(Provided material begins)

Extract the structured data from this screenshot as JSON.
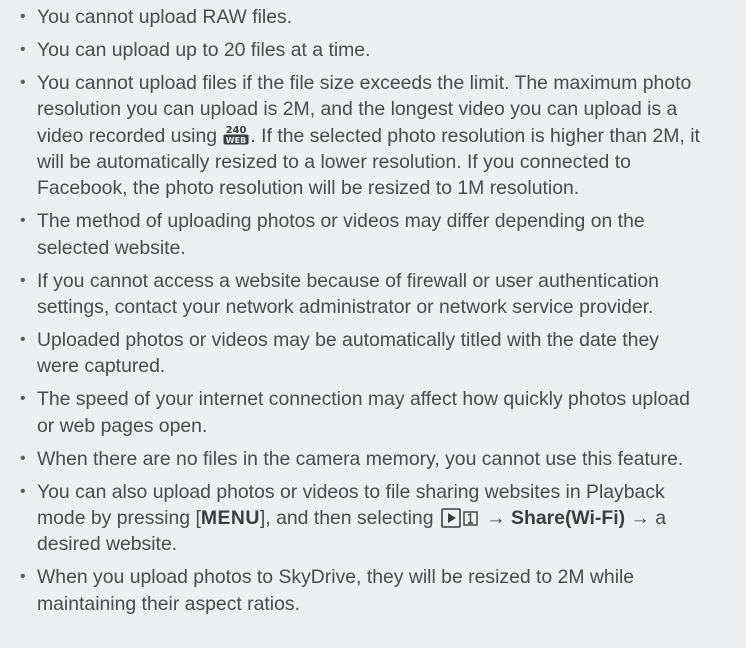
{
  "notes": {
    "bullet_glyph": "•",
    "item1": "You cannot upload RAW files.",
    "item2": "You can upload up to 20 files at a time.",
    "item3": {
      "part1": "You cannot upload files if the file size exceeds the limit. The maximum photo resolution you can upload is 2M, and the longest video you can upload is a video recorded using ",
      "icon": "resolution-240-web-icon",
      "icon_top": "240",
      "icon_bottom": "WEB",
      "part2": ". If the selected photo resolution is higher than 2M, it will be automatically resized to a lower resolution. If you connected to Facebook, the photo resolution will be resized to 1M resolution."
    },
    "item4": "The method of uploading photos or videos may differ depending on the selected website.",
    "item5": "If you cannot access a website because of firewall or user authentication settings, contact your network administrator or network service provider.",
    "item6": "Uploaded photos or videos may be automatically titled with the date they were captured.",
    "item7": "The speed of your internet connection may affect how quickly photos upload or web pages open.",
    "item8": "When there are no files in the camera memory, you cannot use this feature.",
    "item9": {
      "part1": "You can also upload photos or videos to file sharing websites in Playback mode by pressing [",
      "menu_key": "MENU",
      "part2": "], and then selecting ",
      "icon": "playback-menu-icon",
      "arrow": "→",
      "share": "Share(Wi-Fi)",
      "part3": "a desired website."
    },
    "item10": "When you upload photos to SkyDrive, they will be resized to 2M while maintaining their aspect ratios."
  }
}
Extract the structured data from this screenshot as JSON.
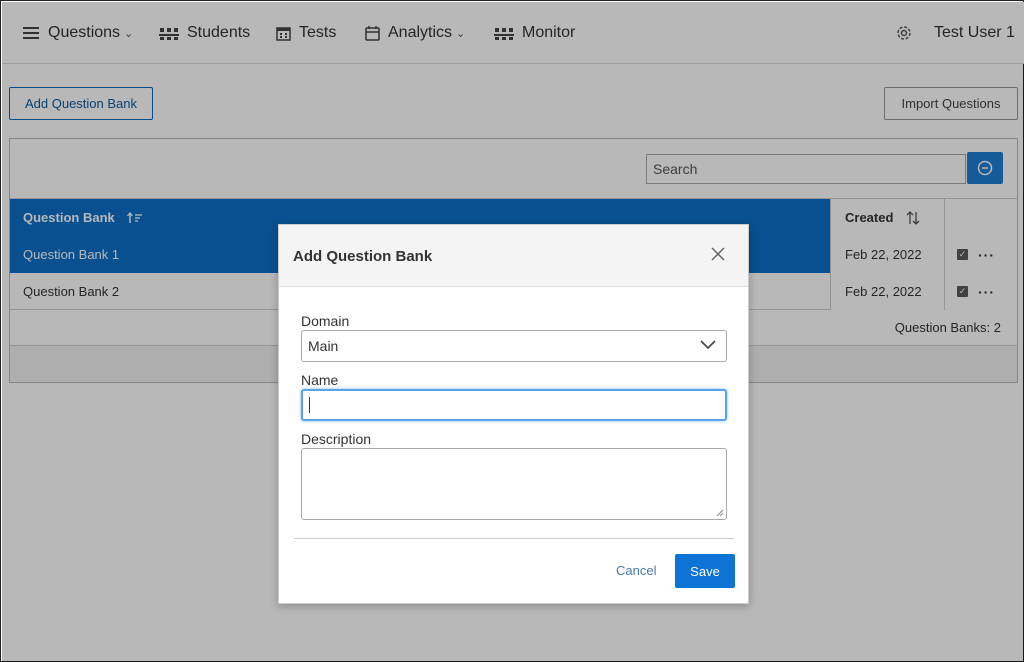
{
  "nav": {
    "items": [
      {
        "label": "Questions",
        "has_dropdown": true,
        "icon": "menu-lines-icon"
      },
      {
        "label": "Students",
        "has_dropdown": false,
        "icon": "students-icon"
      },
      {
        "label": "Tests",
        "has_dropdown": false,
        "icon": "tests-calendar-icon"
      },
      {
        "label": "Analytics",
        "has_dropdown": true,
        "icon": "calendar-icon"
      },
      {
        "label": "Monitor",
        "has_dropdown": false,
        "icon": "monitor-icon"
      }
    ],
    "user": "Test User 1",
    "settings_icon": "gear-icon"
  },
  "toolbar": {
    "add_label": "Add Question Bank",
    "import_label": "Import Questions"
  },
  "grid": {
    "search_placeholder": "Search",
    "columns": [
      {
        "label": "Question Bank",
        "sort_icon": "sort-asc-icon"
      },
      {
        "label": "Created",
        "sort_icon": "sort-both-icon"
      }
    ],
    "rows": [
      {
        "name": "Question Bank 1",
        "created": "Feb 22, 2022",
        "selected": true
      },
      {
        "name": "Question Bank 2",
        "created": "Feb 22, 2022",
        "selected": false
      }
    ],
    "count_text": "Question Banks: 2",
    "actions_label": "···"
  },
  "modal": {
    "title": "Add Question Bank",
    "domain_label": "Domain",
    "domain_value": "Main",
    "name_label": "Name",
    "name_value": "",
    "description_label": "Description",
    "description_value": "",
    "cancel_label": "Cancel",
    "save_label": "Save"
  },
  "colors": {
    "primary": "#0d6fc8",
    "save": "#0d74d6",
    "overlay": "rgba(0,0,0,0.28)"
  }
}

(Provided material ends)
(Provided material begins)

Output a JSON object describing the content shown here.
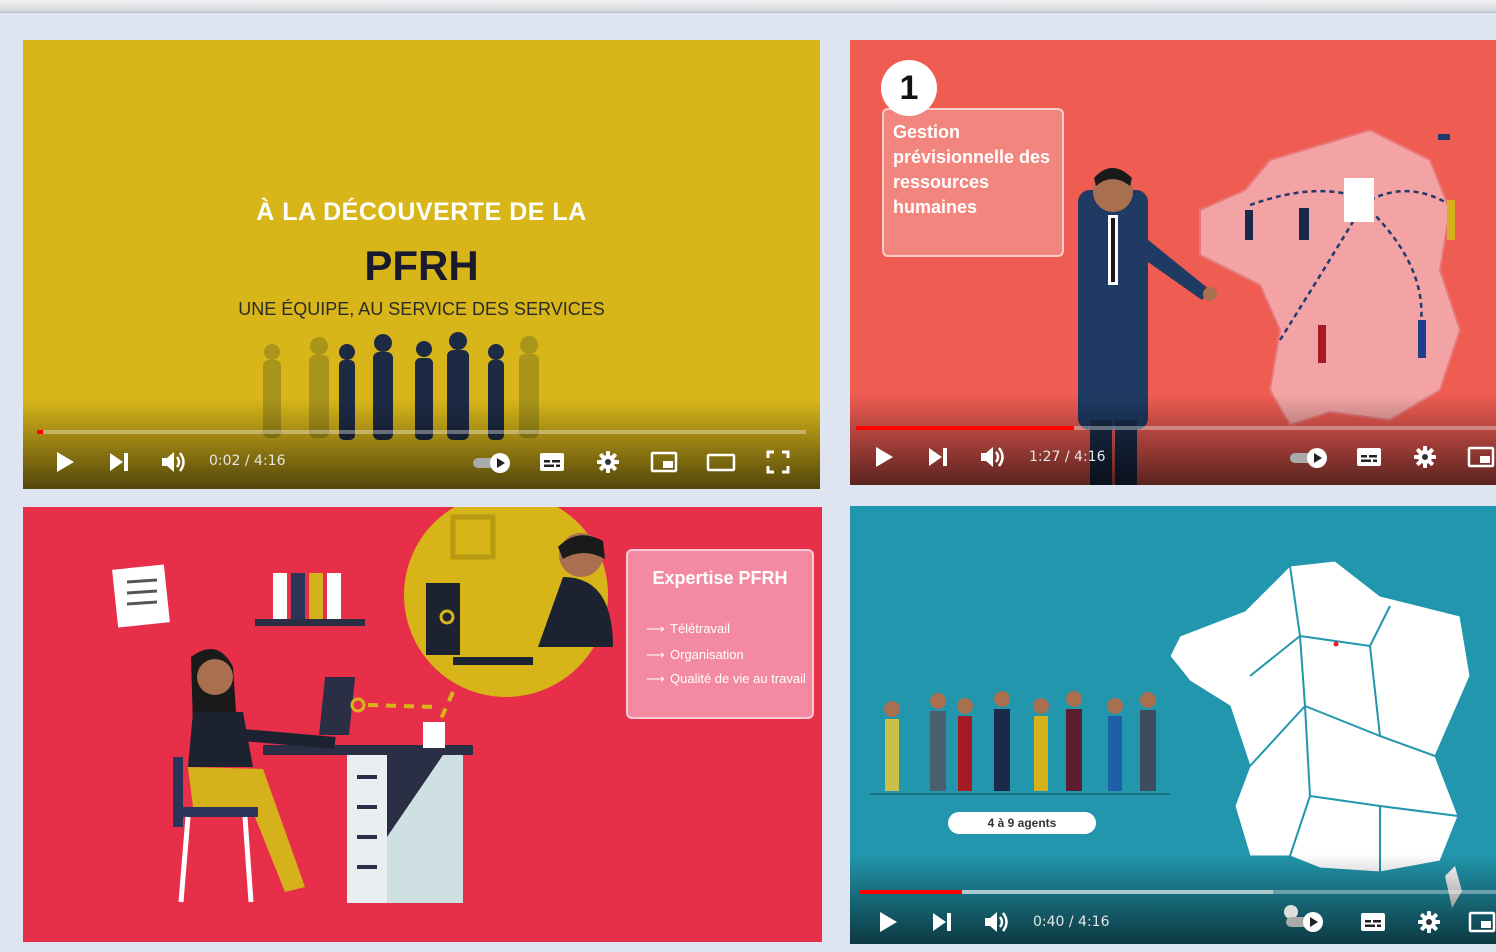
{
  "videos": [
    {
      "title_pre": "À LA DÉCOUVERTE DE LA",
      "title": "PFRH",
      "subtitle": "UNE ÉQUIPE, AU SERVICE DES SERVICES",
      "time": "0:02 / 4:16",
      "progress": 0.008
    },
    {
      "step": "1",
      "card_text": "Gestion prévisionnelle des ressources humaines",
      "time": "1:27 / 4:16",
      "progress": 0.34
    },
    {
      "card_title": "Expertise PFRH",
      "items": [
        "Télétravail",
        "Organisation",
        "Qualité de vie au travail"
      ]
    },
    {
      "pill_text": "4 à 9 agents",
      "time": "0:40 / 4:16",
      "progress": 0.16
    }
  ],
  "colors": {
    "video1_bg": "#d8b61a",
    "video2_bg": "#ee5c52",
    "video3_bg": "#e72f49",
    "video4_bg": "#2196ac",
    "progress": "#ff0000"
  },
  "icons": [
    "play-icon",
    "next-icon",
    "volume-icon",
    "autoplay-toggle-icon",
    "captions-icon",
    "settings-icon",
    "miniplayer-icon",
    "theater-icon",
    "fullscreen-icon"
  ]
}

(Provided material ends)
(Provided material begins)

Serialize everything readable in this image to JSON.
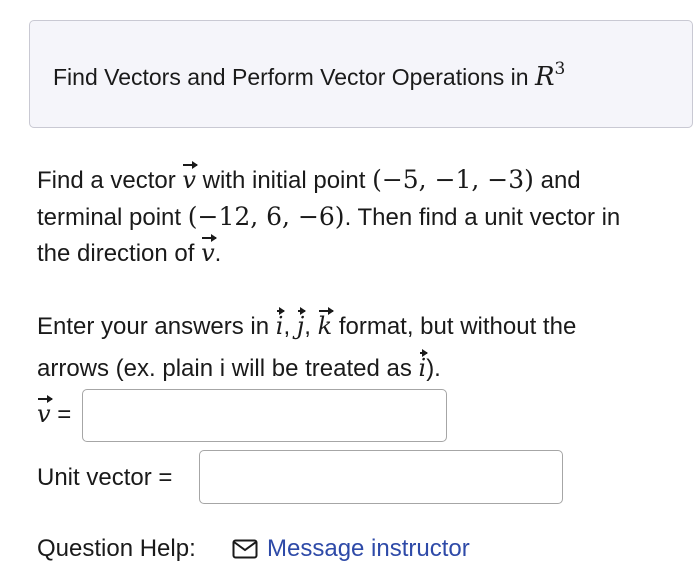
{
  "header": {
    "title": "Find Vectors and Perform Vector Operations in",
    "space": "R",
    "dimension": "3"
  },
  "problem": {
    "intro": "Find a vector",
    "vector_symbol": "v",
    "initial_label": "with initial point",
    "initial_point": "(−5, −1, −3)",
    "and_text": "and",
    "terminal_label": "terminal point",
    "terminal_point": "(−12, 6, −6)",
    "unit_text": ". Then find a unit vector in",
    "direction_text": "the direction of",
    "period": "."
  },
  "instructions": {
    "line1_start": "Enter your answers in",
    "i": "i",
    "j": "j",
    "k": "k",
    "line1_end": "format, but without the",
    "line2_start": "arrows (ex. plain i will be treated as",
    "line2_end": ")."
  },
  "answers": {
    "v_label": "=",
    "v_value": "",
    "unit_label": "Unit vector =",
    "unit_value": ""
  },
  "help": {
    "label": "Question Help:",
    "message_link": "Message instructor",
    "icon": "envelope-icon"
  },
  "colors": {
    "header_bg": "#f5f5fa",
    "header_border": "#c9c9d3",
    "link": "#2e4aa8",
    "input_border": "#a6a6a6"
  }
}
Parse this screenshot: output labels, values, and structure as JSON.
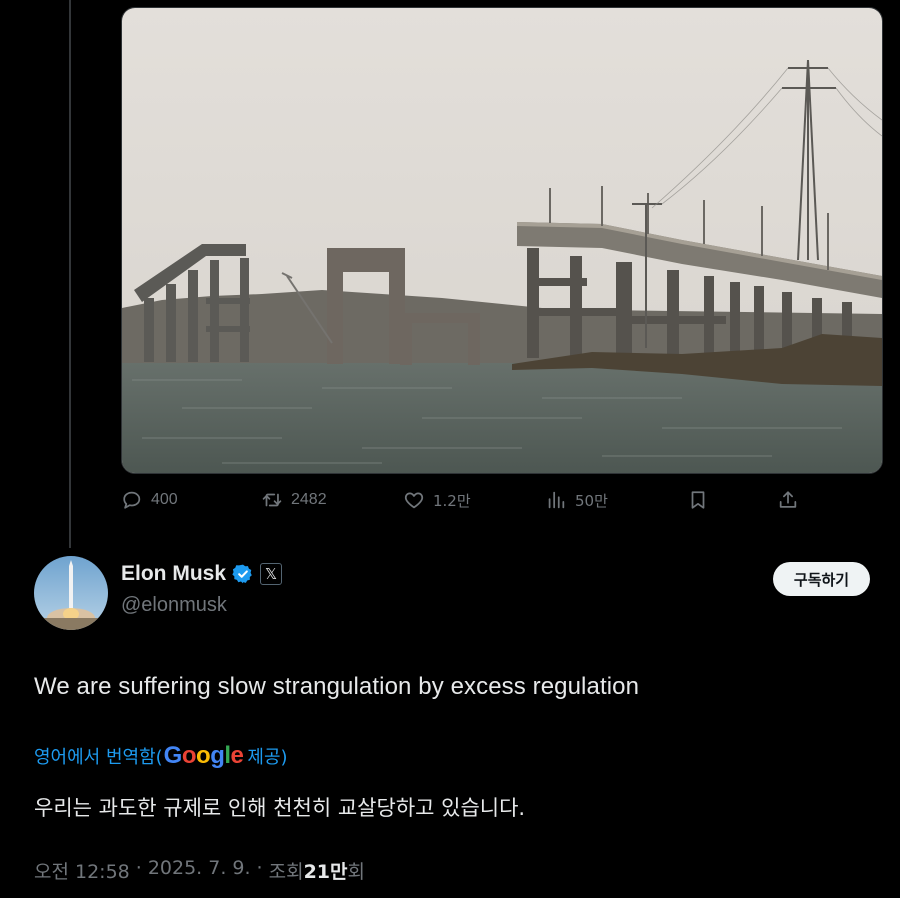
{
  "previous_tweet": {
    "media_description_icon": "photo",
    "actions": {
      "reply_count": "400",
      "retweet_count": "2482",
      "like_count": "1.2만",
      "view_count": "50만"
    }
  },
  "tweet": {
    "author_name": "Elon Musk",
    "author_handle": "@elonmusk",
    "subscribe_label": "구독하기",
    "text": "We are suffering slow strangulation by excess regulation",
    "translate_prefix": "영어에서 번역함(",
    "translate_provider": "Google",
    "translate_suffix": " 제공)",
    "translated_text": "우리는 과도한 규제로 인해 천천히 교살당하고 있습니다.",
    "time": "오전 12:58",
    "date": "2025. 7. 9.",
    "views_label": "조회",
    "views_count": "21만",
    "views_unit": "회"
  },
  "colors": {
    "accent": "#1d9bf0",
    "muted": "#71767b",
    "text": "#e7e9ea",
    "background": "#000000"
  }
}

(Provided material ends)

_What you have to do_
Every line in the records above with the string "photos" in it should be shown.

_Response area_
    "item4": "The method of uploading photos or videos may differ depending on the selected website.",
    "item6": "Uploaded photos or videos may be automatically titled with the date they were captured.",
    "item7": "The speed of your internet connection may affect how quickly photos upload or web pages open.",
      "part1": "You can also upload photos or videos to file sharing websites in Playback mode by pressing [",
    "item10": "When you upload photos to SkyDrive, they will be resized to 2M while maintaining their aspect ratios."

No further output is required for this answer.